== Instructions to follow ==
Please report how many lines in the records below contain "name". Reply with the number alone.

[Entries provided]

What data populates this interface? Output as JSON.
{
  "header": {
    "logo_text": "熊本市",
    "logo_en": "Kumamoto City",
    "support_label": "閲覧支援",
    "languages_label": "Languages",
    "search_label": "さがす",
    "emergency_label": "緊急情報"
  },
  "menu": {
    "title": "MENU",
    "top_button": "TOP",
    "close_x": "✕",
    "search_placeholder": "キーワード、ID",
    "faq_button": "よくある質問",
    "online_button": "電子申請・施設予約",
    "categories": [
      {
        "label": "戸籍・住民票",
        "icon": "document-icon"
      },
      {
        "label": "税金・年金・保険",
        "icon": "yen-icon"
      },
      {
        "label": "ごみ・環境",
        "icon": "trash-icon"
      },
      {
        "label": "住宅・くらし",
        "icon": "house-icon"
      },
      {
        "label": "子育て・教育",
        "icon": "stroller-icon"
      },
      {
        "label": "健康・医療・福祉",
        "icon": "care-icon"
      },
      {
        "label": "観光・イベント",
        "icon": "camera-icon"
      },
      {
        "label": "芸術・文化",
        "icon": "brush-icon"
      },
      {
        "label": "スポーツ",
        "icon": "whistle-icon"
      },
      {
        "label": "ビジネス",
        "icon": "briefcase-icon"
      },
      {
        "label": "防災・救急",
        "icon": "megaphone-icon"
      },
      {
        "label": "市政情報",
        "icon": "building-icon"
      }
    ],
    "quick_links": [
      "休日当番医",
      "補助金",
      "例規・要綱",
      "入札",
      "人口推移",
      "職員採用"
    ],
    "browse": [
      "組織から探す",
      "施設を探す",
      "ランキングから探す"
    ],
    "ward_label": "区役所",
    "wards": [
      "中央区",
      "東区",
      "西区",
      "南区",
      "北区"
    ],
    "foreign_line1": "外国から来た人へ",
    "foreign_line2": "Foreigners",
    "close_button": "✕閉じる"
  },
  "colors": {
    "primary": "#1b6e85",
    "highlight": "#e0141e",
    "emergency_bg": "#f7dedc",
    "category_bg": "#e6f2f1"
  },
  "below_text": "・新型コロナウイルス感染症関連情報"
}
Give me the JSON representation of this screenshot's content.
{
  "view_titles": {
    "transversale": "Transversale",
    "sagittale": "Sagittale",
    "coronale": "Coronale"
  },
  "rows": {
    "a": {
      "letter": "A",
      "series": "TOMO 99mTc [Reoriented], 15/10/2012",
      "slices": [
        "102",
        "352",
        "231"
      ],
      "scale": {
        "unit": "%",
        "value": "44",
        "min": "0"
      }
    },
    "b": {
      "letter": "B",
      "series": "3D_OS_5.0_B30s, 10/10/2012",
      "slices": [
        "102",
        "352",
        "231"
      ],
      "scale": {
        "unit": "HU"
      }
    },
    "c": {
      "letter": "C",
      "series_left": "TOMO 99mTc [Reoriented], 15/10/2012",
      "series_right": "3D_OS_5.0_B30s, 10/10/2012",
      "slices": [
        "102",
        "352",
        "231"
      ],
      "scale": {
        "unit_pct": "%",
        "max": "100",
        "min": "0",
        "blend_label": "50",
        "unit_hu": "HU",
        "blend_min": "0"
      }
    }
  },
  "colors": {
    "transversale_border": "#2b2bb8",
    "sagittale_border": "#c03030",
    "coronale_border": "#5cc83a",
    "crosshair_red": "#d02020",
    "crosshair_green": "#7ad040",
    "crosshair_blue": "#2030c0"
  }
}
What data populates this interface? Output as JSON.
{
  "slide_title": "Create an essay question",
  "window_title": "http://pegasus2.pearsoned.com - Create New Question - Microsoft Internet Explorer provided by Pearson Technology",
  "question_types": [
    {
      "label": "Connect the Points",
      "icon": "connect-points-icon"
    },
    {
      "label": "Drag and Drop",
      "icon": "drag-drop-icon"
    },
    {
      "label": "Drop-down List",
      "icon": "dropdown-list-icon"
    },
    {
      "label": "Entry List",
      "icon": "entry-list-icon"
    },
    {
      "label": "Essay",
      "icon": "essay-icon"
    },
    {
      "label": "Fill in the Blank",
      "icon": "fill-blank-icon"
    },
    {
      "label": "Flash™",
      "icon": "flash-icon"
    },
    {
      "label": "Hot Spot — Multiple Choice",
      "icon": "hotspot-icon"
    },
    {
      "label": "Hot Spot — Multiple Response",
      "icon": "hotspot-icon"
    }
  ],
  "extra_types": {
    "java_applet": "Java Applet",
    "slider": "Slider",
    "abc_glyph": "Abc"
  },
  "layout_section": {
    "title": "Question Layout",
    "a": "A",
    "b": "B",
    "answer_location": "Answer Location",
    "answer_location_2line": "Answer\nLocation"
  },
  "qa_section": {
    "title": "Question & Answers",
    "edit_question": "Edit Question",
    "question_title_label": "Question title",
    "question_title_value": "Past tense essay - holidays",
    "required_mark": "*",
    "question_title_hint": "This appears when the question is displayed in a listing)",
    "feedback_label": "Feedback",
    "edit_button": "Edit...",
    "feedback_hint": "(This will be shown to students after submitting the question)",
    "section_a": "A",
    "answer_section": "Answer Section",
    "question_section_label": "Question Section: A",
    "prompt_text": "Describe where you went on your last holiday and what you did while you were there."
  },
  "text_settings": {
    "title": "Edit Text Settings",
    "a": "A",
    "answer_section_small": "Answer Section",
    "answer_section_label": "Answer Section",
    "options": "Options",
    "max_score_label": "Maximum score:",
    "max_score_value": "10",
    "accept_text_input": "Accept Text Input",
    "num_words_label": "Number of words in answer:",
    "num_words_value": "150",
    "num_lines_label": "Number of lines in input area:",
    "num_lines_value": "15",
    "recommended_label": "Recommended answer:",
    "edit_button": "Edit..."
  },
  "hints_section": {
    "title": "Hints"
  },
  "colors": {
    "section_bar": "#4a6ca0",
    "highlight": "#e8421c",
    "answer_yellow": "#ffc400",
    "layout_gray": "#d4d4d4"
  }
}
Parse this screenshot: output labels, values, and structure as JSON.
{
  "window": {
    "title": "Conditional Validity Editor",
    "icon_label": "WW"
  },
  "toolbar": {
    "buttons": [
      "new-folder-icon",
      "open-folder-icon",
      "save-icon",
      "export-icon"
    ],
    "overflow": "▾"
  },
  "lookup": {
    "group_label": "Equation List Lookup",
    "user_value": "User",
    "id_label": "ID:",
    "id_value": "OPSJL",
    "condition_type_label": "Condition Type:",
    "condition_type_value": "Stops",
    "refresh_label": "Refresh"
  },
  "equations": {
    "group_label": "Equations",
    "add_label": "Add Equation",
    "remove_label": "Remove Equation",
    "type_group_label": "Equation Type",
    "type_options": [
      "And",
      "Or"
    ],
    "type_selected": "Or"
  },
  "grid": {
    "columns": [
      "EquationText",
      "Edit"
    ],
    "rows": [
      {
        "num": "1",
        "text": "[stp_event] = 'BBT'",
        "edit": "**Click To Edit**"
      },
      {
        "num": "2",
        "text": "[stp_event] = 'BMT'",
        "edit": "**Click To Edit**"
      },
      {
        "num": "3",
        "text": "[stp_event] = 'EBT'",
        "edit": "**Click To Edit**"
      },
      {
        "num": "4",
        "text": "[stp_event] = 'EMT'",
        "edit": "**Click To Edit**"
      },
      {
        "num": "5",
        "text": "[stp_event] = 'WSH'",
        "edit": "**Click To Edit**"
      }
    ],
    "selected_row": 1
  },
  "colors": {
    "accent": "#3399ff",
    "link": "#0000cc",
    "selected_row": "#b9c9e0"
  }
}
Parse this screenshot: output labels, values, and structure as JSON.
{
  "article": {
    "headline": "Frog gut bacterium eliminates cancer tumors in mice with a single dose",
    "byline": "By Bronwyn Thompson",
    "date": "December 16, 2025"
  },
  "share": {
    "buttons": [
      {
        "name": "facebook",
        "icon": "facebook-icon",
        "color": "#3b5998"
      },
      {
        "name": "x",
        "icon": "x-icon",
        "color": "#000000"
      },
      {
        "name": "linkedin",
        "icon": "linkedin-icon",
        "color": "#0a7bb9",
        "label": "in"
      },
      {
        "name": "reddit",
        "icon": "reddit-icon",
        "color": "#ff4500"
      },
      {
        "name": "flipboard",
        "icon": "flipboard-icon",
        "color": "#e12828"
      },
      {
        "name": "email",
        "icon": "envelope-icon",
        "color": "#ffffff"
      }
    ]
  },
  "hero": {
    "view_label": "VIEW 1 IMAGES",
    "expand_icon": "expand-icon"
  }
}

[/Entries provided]

== Finished exercise ==
6